Garden Work, Maintenance, Making a scarecrow, Royal Melbourne Show, Scarecrows, Spring, Spring Gardening

Want to make a scarecrow?

Making a scarecrow can be as easy or as complex as you wish it be. It is a great DIY project for the whole family.  All you need are some old clothes, straw and stuffing, a few bits of wood and your imagination.

Great guides are available via these websites:

 

WHAT’S ON IN MELBOURNE: Royal Melbourne Show

22nd September to 2 October 2018

Melbourne Show Grounds

http://royalshow.com.au

Blueberries, Spring, Spring Gardening

Is it starting to feel more like Spring yet?

Well, not quite yet. Although there are signs of Spring bulbs and new life in the garden. The birds are actively stealing my neatly laid sugar cane mulch to add to their nests, and the weeds are getting a hold of the garden.

If you’re in the mood for planting, then consider the following:

  • Tomato seedlings and/or seeds
  • Potatoes (seed potatoes)
  • Beetroots
  • Carrots
  • Radishes
  • Spring Onions
  • Melons
  • Beans & peas

Do you want to try you hand at growing Blueberries?
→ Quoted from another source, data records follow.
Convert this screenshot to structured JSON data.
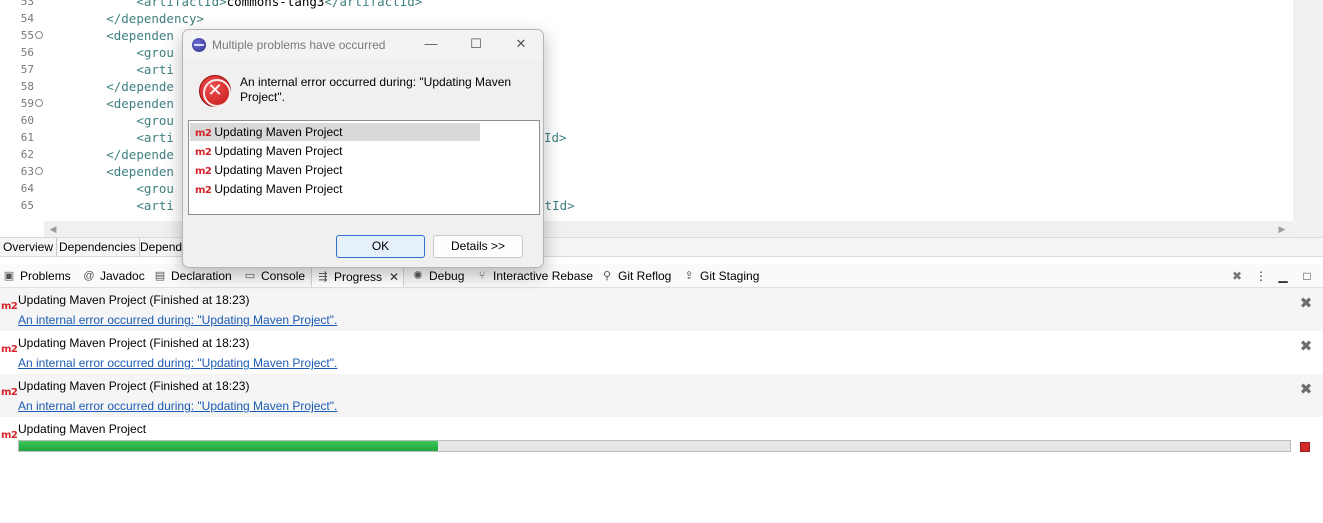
{
  "editor": {
    "lines": [
      {
        "num": "53",
        "fold": "",
        "indent": "            ",
        "open": "<artifactId>",
        "text": "commons-lang3",
        "close": "</artifactId>"
      },
      {
        "num": "54",
        "fold": "",
        "indent": "        ",
        "open": "</dependency>",
        "text": "",
        "close": ""
      },
      {
        "num": "55",
        "fold": "⊖",
        "indent": "        ",
        "open": "<dependen",
        "text": "",
        "close": ""
      },
      {
        "num": "56",
        "fold": "",
        "indent": "            ",
        "open": "<grou",
        "text": "",
        "close": ""
      },
      {
        "num": "57",
        "fold": "",
        "indent": "            ",
        "open": "<arti",
        "text": "",
        "close": ""
      },
      {
        "num": "58",
        "fold": "",
        "indent": "        ",
        "open": "</depende",
        "text": "",
        "close": ""
      },
      {
        "num": "59",
        "fold": "⊖",
        "indent": "        ",
        "open": "<dependen",
        "text": "",
        "close": ""
      },
      {
        "num": "60",
        "fold": "",
        "indent": "            ",
        "open": "<grou",
        "text": "",
        "close": ""
      },
      {
        "num": "61",
        "fold": "",
        "indent": "            ",
        "open": "<arti",
        "text": "",
        "close": "Id>"
      },
      {
        "num": "62",
        "fold": "",
        "indent": "        ",
        "open": "</depende",
        "text": "",
        "close": ""
      },
      {
        "num": "63",
        "fold": "⊖",
        "indent": "        ",
        "open": "<dependen",
        "text": "",
        "close": ""
      },
      {
        "num": "64",
        "fold": "",
        "indent": "            ",
        "open": "<grou",
        "text": "",
        "close": ""
      },
      {
        "num": "65",
        "fold": "",
        "indent": "            ",
        "open": "<arti",
        "text": "",
        "close": "ctId>"
      }
    ],
    "scroll_left_arrow": "◀",
    "scroll_right_arrow": "▶"
  },
  "editor_tabs": [
    "Overview",
    "Dependencies",
    "Depend"
  ],
  "view_tabs": [
    {
      "label": "Problems",
      "icon": "problems-icon",
      "glyph": "▣"
    },
    {
      "label": "Javadoc",
      "icon": "javadoc-icon",
      "glyph": "@"
    },
    {
      "label": "Declaration",
      "icon": "declaration-icon",
      "glyph": "▤"
    },
    {
      "label": "Console",
      "icon": "console-icon",
      "glyph": "▭"
    },
    {
      "label": "Progress",
      "icon": "progress-icon",
      "glyph": "⇶",
      "active": true,
      "close": "✕"
    },
    {
      "label": "Debug",
      "icon": "debug-icon",
      "glyph": "✺"
    },
    {
      "label": "Interactive Rebase",
      "icon": "rebase-icon",
      "glyph": "⑂"
    },
    {
      "label": "Git Reflog",
      "icon": "reflog-icon",
      "glyph": "⚲"
    },
    {
      "label": "Git Staging",
      "icon": "staging-icon",
      "glyph": "⇪"
    }
  ],
  "view_toolbar": {
    "remove_all": "✖",
    "menu": "⋮",
    "minimize": "▁",
    "maximize": "□"
  },
  "progress": {
    "badge": "m2",
    "remove_glyph": "✖",
    "finished": [
      {
        "title": "Updating Maven Project (Finished at 18:23)",
        "link": "An internal error occurred during: \"Updating Maven Project\"."
      },
      {
        "title": "Updating Maven Project (Finished at 18:23)",
        "link": "An internal error occurred during: \"Updating Maven Project\"."
      },
      {
        "title": "Updating Maven Project (Finished at 18:23)",
        "link": "An internal error occurred during: \"Updating Maven Project\"."
      }
    ],
    "running": {
      "title": "Updating Maven Project",
      "percent": 33
    }
  },
  "dialog": {
    "title": "Multiple problems have occurred",
    "minimize": "—",
    "maximize": "☐",
    "close": "✕",
    "error_glyph": "✕",
    "message": "An internal error occurred during: \"Updating Maven Project\".",
    "items": [
      "Updating Maven Project",
      "Updating Maven Project",
      "Updating Maven Project",
      "Updating Maven Project"
    ],
    "item_badge": "m2",
    "ok_label": "OK",
    "details_label": "Details >>"
  },
  "colors": {
    "error_red": "#d4232a",
    "link_blue": "#1a5bb5",
    "progress_green": "#1fa53c",
    "tag_teal": "#3f7f7f"
  }
}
Better get them in ground very soon (before the weather warms up). Here are a few tips to help you on your way:

  • Blueberries need a freely draining, acidic and preferably sandy soil.
  • Water regularly but don’t soak out the roots (drip watering is great)
  • They grow best in full sun
  • Plant from late Autumn to early spring. You will be sold a bare-rooted, dormant plant (looks like a stick with roots)
  • For more information download the Blueberry fact sheet: Blueberries Fact Sheet

e-book, Garden Work

“Gardening for Beginners: Hints and Tips for Melbourne, Australia” is out now

So you want to start a garden? No idea where to start? Then this may be the guide for you. “Gardening for Beginners” is a handy reference book with basic hints and tips for the new gardener. It contains no fancy terms, no superior expertise, just honest advice from someone just like you. There are sections on what tools to buy, growing vegetables, fruit, herbs and flowers, dealing with pests, and working out which fertilisers are best for you.

It is written for a cool climate, but the advice is useful anywhere. The book is based on the quirky and informative blog Sarah’s Melbourne Kitchen Garden.

You can get a copy through Amazon: 

Check out the promotional video at You Tube

Spring, Spring Gardening, Spring has Sprung

Spring has sprung!

Spring has sprung! (Apparently). It’s still darn cold, but it’s time to get out there and start planning for the Summer months.

 THINGS TO DO IN SPRING

  • Order summer seedlings
  • Propagate summer seeds
  • Start removing finished winter crops
  • Conduct soil tests on veg beds
  • Mulch veg beds, fertilise (add manure, compost and alike)
  • Weeding
  • Clean and repair outdoor furniture
  • Clean BBQ

Stay tuned for more Spring posts!

Maintenance

Winter Garden Work

It’s hard to find the motivation to do any gardening at all, with the weather being a cold, rainy, windy, and generally unpredictable. I use the Winter months to do my maintenance work – tidy the potting shed, repair trellises, weed and mulch. (so not much gets done). This year, I’m hoping to finish painting the side fence in the front yard – it’s only been half painted for the last 5 years!. Wish me luck.